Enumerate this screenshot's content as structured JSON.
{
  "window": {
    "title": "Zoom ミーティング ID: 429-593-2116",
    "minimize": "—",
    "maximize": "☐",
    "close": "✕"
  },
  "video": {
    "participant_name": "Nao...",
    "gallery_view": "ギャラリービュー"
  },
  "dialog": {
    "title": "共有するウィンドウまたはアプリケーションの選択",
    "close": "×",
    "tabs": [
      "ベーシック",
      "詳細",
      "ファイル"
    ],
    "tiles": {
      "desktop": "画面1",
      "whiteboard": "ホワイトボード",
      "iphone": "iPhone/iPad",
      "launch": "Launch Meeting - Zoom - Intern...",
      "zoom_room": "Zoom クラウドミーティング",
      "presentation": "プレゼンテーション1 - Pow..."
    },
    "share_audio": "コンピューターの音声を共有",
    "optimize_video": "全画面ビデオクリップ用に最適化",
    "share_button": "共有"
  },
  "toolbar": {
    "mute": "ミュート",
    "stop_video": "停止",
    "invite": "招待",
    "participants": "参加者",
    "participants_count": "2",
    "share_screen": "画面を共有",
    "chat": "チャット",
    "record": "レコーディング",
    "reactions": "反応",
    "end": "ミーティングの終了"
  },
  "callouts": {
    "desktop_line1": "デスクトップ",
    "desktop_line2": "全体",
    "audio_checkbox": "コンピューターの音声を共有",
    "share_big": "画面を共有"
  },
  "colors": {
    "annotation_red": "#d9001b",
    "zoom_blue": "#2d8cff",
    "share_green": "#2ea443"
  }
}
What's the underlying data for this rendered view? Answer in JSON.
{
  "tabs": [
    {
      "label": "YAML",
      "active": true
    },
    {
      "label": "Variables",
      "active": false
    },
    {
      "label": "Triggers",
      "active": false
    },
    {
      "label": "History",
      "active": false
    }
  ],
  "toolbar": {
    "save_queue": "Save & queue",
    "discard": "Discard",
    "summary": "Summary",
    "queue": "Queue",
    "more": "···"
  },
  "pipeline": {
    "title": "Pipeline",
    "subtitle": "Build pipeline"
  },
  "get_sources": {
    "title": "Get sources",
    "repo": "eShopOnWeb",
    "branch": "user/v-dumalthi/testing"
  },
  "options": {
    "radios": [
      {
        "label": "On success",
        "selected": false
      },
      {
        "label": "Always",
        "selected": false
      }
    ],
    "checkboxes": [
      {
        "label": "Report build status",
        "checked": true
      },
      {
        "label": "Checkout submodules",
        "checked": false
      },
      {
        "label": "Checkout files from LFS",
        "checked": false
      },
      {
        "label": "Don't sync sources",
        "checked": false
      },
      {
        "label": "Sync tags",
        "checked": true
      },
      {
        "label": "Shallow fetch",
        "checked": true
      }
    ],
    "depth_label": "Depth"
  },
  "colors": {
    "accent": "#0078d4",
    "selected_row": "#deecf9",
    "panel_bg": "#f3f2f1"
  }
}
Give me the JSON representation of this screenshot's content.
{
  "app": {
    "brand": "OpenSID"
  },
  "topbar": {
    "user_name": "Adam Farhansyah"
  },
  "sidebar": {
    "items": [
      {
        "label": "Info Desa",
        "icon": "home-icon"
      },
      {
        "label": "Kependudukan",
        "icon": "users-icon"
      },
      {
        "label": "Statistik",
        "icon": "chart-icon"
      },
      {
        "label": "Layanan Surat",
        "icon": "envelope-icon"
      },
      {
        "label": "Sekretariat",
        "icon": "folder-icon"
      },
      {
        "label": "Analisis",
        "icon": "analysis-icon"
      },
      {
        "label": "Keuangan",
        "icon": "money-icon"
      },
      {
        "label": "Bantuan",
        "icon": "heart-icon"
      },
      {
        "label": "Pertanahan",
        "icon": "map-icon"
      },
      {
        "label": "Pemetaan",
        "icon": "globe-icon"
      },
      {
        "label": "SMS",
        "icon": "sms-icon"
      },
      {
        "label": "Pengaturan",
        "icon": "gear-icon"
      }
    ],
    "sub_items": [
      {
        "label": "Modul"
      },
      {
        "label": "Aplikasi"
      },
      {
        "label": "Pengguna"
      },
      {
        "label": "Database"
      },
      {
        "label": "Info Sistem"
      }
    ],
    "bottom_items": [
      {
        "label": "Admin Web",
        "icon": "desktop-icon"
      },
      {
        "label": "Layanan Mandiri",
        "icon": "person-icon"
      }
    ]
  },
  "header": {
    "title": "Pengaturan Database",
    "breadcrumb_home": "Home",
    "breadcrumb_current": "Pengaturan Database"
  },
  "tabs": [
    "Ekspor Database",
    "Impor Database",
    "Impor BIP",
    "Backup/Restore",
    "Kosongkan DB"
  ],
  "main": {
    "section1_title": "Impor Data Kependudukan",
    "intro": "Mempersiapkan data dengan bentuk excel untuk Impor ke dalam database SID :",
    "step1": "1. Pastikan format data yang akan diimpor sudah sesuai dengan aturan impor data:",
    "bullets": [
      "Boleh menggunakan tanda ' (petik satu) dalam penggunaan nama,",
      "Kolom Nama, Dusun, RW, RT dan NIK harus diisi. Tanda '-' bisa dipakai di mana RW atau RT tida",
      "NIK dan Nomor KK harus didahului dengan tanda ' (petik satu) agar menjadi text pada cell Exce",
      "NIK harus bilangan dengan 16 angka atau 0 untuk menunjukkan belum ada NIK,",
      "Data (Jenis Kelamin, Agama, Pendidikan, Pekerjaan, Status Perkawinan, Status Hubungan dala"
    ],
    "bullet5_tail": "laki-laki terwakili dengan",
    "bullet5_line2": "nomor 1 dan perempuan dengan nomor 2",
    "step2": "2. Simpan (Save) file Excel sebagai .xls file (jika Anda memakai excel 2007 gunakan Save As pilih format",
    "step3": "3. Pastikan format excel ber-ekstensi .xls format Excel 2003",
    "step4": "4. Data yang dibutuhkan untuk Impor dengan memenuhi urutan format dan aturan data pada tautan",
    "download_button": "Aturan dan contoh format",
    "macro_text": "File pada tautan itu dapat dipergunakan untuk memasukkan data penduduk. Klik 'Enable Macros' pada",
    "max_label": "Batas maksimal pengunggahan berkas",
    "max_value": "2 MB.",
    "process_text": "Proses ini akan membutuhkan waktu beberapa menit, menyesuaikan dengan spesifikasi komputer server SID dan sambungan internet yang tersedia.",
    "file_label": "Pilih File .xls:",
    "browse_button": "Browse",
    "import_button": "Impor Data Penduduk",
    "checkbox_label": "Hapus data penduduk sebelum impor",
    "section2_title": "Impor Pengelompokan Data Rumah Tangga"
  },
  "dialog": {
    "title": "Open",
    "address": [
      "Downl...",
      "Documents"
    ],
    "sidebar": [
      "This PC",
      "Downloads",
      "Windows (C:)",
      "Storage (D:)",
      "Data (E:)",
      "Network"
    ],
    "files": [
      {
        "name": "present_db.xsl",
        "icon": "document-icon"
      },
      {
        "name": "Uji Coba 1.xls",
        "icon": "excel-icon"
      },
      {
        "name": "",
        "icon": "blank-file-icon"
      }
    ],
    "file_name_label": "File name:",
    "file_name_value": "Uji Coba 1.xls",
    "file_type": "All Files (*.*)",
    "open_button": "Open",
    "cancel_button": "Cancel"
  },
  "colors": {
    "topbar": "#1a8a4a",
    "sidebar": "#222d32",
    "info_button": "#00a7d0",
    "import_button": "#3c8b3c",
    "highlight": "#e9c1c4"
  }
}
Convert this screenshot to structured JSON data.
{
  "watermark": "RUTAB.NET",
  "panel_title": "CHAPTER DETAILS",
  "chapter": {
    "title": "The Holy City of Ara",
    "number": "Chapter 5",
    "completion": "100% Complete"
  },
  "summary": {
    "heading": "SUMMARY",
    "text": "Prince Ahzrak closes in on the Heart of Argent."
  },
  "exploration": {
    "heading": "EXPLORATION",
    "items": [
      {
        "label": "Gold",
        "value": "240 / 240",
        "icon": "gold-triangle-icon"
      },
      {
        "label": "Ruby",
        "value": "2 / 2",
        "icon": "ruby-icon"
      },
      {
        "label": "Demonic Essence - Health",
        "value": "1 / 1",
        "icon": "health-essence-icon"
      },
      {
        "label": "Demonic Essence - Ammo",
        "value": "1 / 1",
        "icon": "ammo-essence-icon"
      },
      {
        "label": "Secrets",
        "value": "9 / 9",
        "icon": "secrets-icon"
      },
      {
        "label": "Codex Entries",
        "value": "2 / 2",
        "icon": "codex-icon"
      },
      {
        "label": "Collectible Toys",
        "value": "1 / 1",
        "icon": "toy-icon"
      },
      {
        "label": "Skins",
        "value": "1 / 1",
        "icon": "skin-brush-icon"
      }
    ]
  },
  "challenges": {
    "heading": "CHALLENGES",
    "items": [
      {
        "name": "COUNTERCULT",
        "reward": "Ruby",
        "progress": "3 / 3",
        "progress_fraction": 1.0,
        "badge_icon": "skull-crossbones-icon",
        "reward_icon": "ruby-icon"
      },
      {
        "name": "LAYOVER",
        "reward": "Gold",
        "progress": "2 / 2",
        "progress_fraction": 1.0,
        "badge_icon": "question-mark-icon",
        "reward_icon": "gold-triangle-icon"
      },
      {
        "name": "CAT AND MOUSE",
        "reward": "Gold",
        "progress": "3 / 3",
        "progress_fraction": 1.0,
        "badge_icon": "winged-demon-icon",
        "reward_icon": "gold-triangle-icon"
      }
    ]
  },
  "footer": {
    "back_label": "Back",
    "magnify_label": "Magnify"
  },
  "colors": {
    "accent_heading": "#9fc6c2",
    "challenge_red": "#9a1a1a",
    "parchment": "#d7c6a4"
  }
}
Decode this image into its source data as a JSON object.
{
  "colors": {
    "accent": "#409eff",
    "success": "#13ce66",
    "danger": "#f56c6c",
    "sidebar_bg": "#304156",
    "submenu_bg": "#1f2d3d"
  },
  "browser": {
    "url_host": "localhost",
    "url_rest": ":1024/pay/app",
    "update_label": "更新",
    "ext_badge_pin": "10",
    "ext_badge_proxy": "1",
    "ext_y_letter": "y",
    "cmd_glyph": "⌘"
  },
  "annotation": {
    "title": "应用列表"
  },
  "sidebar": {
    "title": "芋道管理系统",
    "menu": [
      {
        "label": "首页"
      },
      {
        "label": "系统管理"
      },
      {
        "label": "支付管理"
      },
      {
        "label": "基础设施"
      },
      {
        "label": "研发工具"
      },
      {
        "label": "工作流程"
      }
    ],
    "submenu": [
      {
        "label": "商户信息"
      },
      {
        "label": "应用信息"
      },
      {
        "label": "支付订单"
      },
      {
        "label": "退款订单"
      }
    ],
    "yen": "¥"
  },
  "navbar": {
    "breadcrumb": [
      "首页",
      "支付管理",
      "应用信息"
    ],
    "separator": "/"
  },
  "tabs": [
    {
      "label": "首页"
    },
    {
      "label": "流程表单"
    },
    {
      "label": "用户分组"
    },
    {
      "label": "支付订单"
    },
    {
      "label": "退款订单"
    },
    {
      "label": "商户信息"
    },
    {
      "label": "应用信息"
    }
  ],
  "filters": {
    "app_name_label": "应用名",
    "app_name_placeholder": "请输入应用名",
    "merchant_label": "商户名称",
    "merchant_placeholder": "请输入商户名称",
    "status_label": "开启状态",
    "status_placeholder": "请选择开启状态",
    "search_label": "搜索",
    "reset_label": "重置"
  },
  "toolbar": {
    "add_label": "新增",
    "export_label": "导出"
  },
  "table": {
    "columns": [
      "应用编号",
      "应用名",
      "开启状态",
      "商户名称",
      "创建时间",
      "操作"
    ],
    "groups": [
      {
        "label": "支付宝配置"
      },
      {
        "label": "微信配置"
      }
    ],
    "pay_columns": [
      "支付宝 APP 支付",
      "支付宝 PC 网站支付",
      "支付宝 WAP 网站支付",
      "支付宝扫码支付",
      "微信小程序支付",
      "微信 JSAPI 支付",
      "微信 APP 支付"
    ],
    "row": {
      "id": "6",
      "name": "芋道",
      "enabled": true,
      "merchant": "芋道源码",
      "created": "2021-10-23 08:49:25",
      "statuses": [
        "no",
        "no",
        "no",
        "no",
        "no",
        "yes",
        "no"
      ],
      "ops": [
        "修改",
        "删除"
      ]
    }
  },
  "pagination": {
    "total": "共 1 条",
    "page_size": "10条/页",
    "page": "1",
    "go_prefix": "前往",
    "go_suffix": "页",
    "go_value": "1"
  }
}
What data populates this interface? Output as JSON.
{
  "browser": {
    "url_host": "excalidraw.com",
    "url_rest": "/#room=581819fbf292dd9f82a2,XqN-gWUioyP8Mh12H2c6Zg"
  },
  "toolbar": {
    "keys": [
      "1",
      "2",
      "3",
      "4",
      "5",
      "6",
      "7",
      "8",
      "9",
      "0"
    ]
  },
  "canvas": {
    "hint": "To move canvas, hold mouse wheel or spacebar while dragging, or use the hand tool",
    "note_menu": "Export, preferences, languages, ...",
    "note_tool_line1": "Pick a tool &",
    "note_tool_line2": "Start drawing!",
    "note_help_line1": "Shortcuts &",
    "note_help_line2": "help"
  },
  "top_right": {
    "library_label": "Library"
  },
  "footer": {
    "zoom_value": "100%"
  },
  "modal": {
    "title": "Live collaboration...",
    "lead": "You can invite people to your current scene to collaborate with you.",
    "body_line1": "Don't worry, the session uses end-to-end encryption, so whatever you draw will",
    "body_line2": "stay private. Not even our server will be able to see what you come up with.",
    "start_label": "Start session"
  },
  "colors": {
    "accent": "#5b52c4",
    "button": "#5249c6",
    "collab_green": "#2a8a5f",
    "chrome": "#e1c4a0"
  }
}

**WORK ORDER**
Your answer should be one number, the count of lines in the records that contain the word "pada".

**SOLUTION TO THIS TASK**
3